-- Problem details --
Repeat the entries below exactly and in full.

Items from an interface collection

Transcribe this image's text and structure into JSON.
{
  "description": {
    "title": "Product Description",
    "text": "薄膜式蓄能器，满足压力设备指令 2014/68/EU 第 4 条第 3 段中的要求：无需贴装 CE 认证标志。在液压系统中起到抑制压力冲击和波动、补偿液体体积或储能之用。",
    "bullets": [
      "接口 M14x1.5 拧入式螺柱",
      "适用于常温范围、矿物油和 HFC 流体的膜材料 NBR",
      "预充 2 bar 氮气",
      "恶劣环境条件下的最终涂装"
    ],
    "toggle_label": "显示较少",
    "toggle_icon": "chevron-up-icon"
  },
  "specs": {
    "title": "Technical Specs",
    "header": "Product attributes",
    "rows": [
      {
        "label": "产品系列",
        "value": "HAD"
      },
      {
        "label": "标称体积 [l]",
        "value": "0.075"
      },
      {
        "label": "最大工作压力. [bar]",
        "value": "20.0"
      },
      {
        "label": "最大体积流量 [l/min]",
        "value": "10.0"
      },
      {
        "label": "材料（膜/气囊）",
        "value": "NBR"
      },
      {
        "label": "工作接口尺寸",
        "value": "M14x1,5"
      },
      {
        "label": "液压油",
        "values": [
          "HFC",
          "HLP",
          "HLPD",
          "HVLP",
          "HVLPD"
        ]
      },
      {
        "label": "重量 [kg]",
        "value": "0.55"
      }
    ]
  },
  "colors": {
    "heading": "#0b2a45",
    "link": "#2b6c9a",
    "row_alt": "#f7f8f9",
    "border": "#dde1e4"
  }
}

-- Output below --
Transcribe this image's text and structure into JSON.
{
  "description": {
    "title": "Product Description",
    "text": "薄膜式蓄能器，满足压力设备指令 2014/68/EU 第 4 条第 3 段中的要求：无需贴装 CE 认证标志。在液压系统中起到抑制压力冲击和波动、补偿液体体积或储能之用。",
    "bullets": [
      "接口 M14x1.5 拧入式螺柱",
      "适用于常温范围、矿物油和 HFC 流体的膜材料 NBR",
      "预充 2 bar 氮气",
      "恶劣环境条件下的最终涂装"
    ],
    "toggle_label": "显示较少",
    "toggle_icon": "chevron-up-icon"
  },
  "specs": {
    "title": "Technical Specs",
    "header": "Product attributes",
    "rows": [
      {
        "label": "产品系列",
        "value": "HAD"
      },
      {
        "label": "标称体积 [l]",
        "value": "0.075"
      },
      {
        "label": "最大工作压力. [bar]",
        "value": "20.0"
      },
      {
        "label": "最大体积流量 [l/min]",
        "value": "10.0"
      },
      {
        "label": "材料（膜/气囊）",
        "value": "NBR"
      },
      {
        "label": "工作接口尺寸",
        "value": "M14x1,5"
      },
      {
        "label": "液压油",
        "values": [
          "HFC",
          "HLP",
          "HLPD",
          "HVLP",
          "HVLPD"
        ]
      },
      {
        "label": "重量 [kg]",
        "value": "0.55"
      }
    ]
  },
  "colors": {
    "heading": "#0b2a45",
    "link": "#2b6c9a",
    "row_alt": "#f7f8f9",
    "border": "#dde1e4"
  }
}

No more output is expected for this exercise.